Directions for this task →
Write each entry out again exactly, with nothing omitted.

Website and app data records →
──────

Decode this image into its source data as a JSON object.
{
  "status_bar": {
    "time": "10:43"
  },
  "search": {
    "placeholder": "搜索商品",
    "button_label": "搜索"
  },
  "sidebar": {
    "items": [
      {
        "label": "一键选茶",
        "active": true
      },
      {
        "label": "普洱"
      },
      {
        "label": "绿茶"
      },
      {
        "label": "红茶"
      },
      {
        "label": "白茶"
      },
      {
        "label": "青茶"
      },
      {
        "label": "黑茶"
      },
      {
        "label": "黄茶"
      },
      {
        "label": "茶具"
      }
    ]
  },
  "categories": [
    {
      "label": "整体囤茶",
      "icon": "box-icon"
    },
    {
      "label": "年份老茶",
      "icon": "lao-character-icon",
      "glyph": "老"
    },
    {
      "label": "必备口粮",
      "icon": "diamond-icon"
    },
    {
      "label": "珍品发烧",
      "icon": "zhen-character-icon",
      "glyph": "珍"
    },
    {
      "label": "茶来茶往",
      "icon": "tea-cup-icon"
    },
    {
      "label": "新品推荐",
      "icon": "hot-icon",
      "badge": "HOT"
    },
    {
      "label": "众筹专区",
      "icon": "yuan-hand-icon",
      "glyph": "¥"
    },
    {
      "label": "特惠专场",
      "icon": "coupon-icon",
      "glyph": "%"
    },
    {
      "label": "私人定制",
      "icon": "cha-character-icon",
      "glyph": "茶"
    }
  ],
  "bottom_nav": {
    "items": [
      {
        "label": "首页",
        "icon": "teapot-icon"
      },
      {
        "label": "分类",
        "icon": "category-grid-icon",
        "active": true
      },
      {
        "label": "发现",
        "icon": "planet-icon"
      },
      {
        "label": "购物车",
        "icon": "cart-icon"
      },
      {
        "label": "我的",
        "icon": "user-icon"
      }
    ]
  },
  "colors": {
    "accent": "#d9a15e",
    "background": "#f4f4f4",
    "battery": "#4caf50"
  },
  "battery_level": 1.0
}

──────

Solution for this exercise →
Decode this image into its source data as a JSON object.
{
  "status_bar": {
    "time": "10:43"
  },
  "search": {
    "placeholder": "搜索商品",
    "button_label": "搜索"
  },
  "sidebar": {
    "items": [
      {
        "label": "一键选茶",
        "active": true
      },
      {
        "label": "普洱"
      },
      {
        "label": "绿茶"
      },
      {
        "label": "红茶"
      },
      {
        "label": "白茶"
      },
      {
        "label": "青茶"
      },
      {
        "label": "黑茶"
      },
      {
        "label": "黄茶"
      },
      {
        "label": "茶具"
      }
    ]
  },
  "categories": [
    {
      "label": "整体囤茶",
      "icon": "box-icon"
    },
    {
      "label": "年份老茶",
      "icon": "lao-character-icon",
      "glyph": "老"
    },
    {
      "label": "必备口粮",
      "icon": "diamond-icon"
    },
    {
      "label": "珍品发烧",
      "icon": "zhen-character-icon",
      "glyph": "珍"
    },
    {
      "label": "茶来茶往",
      "icon": "tea-cup-icon"
    },
    {
      "label": "新品推荐",
      "icon": "hot-icon",
      "badge": "HOT"
    },
    {
      "label": "众筹专区",
      "icon": "yuan-hand-icon",
      "glyph": "¥"
    },
    {
      "label": "特惠专场",
      "icon": "coupon-icon",
      "glyph": "%"
    },
    {
      "label": "私人定制",
      "icon": "cha-character-icon",
      "glyph": "茶"
    }
  ],
  "bottom_nav": {
    "items": [
      {
        "label": "首页",
        "icon": "teapot-icon"
      },
      {
        "label": "分类",
        "icon": "category-grid-icon",
        "active": true
      },
      {
        "label": "发现",
        "icon": "planet-icon"
      },
      {
        "label": "购物车",
        "icon": "cart-icon"
      },
      {
        "label": "我的",
        "icon": "user-icon"
      }
    ]
  },
  "colors": {
    "accent": "#d9a15e",
    "background": "#f4f4f4",
    "battery": "#4caf50"
  },
  "battery_level": 1.0
}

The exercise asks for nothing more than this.